On Wednesday, the South Carolina House gave final approval to a bill that authorizes the cultivation and production of industrial hemp within the state, effectively nullifying the unconstitutional federal ban.
Introduced by Sen. Kevin Bryant, along with cosponsors Sen. Lee Bright and Sen. Tom Davis, S.0839 passed by a 72-28 vote. The Senate previously passed by the bill a vote of 42-0, and it will now go to Gov. Nikki Haley’s desk for a signature.
The bill reads, in part, “It is lawful for an individual to cultivate, produce, or otherwise grow industrial hemp in this State to be used for any lawful purpose, including, but not limited to, the manufacture of industrial hemp products, and scientific, agricultural, or other research related to other lawful applications for industrial hemp.”

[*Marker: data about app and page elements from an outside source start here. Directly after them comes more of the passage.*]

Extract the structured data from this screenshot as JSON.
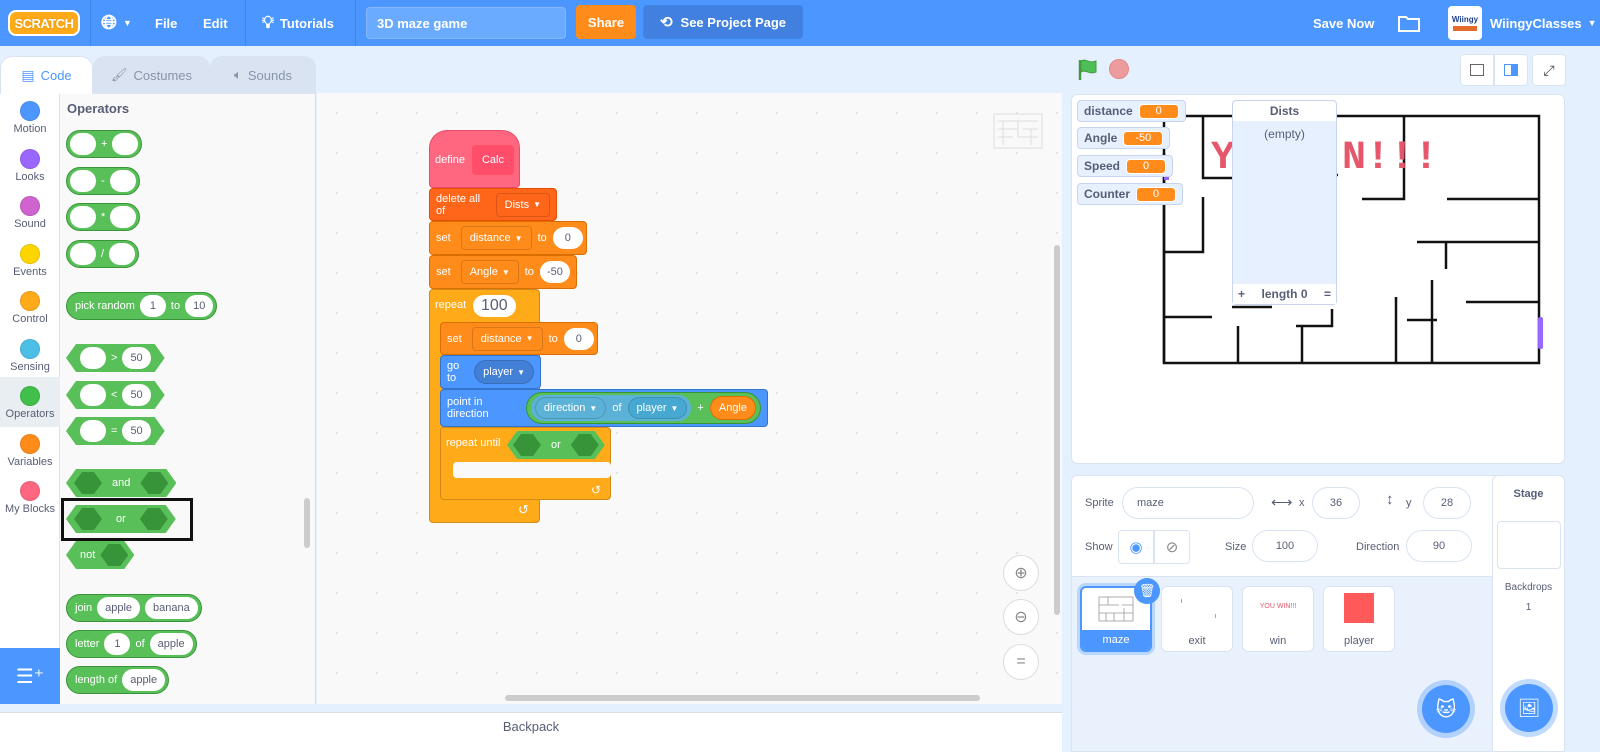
{
  "menubar": {
    "logo": "SCRATCH",
    "file": "File",
    "edit": "Edit",
    "tutorials": "Tutorials",
    "project_title": "3D maze game",
    "share": "Share",
    "see_project_page": "See Project Page",
    "save_now": "Save Now",
    "username": "WiingyClasses",
    "avatar_text": "Wiingy"
  },
  "tabs": [
    {
      "label": "Code",
      "active": true
    },
    {
      "label": "Costumes",
      "active": false
    },
    {
      "label": "Sounds",
      "active": false
    }
  ],
  "categories": [
    {
      "label": "Motion",
      "color": "#4c97ff"
    },
    {
      "label": "Looks",
      "color": "#9966ff"
    },
    {
      "label": "Sound",
      "color": "#cf63cf"
    },
    {
      "label": "Events",
      "color": "#ffd500"
    },
    {
      "label": "Control",
      "color": "#ffab19"
    },
    {
      "label": "Sensing",
      "color": "#4cbfe6"
    },
    {
      "label": "Operators",
      "color": "#40bf4a"
    },
    {
      "label": "Variables",
      "color": "#ff8c1a"
    },
    {
      "label": "My Blocks",
      "color": "#ff6680"
    }
  ],
  "palette": {
    "title": "Operators",
    "add": "+",
    "sub": "-",
    "mul": "*",
    "div": "/",
    "pick_random": "pick random",
    "pick_from": "1",
    "to": "to",
    "pick_to": "10",
    "gt": ">",
    "lt": "<",
    "eq": "=",
    "cmp_value": "50",
    "and": "and",
    "or": "or",
    "not": "not",
    "join": "join",
    "join_a": "apple",
    "join_b": "banana",
    "letter": "letter",
    "letter_idx": "1",
    "of": "of",
    "letter_str": "apple",
    "length_of": "length of",
    "length_str": "apple"
  },
  "script": {
    "define": "define",
    "proc_name": "Calc",
    "delete_all_of": "delete all of",
    "list_name": "Dists",
    "set": "set",
    "var_distance": "distance",
    "to": "to",
    "val_zero": "0",
    "var_angle": "Angle",
    "val_angle": "-50",
    "repeat": "repeat",
    "repeat_count": "100",
    "go_to": "go to",
    "target_player": "player",
    "point_in_direction": "point in direction",
    "direction": "direction",
    "of": "of",
    "plus": "+",
    "angle_reporter": "Angle",
    "repeat_until": "repeat until",
    "or": "or"
  },
  "workspace": {
    "zoom_in": "+",
    "zoom_out": "−",
    "zoom_reset": "="
  },
  "backpack": "Backpack",
  "stage": {
    "monitors": [
      {
        "label": "distance",
        "value": "0"
      },
      {
        "label": "Angle",
        "value": "-50"
      },
      {
        "label": "Speed",
        "value": "0"
      },
      {
        "label": "Counter",
        "value": "0"
      }
    ],
    "list": {
      "title": "Dists",
      "empty": "(empty)",
      "add": "+",
      "length": "length 0",
      "resize": "="
    },
    "win_text": "YOU WIN!!!"
  },
  "sprite_info": {
    "sprite_label": "Sprite",
    "sprite_name": "maze",
    "x_label": "x",
    "x": "36",
    "y_label": "y",
    "y": "28",
    "show_label": "Show",
    "size_label": "Size",
    "size": "100",
    "direction_label": "Direction",
    "direction": "90"
  },
  "sprites": [
    {
      "name": "maze",
      "selected": true
    },
    {
      "name": "exit",
      "selected": false
    },
    {
      "name": "win",
      "selected": false,
      "thumb_text": "YOU WIN!!!"
    },
    {
      "name": "player",
      "selected": false
    }
  ],
  "stage_pane": {
    "title": "Stage",
    "backdrops_label": "Backdrops",
    "backdrops_count": "1"
  },
  "colors": {
    "accent": "#4c97ff",
    "share": "#ff8c1a",
    "operators": "#59c059",
    "control": "#ffab19",
    "variables": "#ff8c1a",
    "myblocks": "#ff6680",
    "motion": "#4c97ff",
    "sensing": "#5cb1d6",
    "list": "#ff661a"
  }
}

Three states – Colorado, Oregon and Vermont – have already passed similar measures. Farmers in southeast Colorado began harvesting the plant in 2013, effectively nullifying federal restrictions. A similar bill passed the Tennessee legislature this year and awaits action from Gov. Haslam.
Experts suggest the U.S. market for hemp at around $500 million per year. They count as many as 25,000 uses for industrial hemp, including food, cosmetics, plastics and bio-fuel. The U.S. currently ranks as the world’s number one importer of hemp fiber for various products, with China and Canada serving as the top two exporters in the world.
During World War II, the United States military relied heavily on hemp products, resulting in the famous campaign and government-produced film, “Hemp for Victory!”
But, since the enactment of the unconstitutional federal controlled-substances act in 1970, the Drug Enforcement Agency has prevented the production of hemp within the United States. Many hemp supporters say they think the DEA serves as an “attack dog” of sorts to thwart hemp competition with major industries including cotton, paper/lumber, oil, and others.
This year, President Barack Obama signed a new farm bill into law, including a provision allowing a handful of states to begin limited research programs growing hemp. The new “hemp amendment”
…allows State Agriculture Departments, colleges and universities to grow hemp, defined as the non-drug oilseed and fiber varieties of Cannabis, for academic or agricultural research purposes, but it applies only to states where industrial hemp farming is already legal under state law.
S.0839 now moves on to Gov. Haley’s desk for a signature.
The Tenth Amendment Center exists to promote and advance a return to a proper balance of power between federal and State governments envisioned by our founders, prescribed by the Constitution and explicitly declared in the Tenth Amendment. A national think tank based in Los Angeles, the Tenth Amendment Center works to preserve and protect the principle of strictly limited government through information, education, and activism.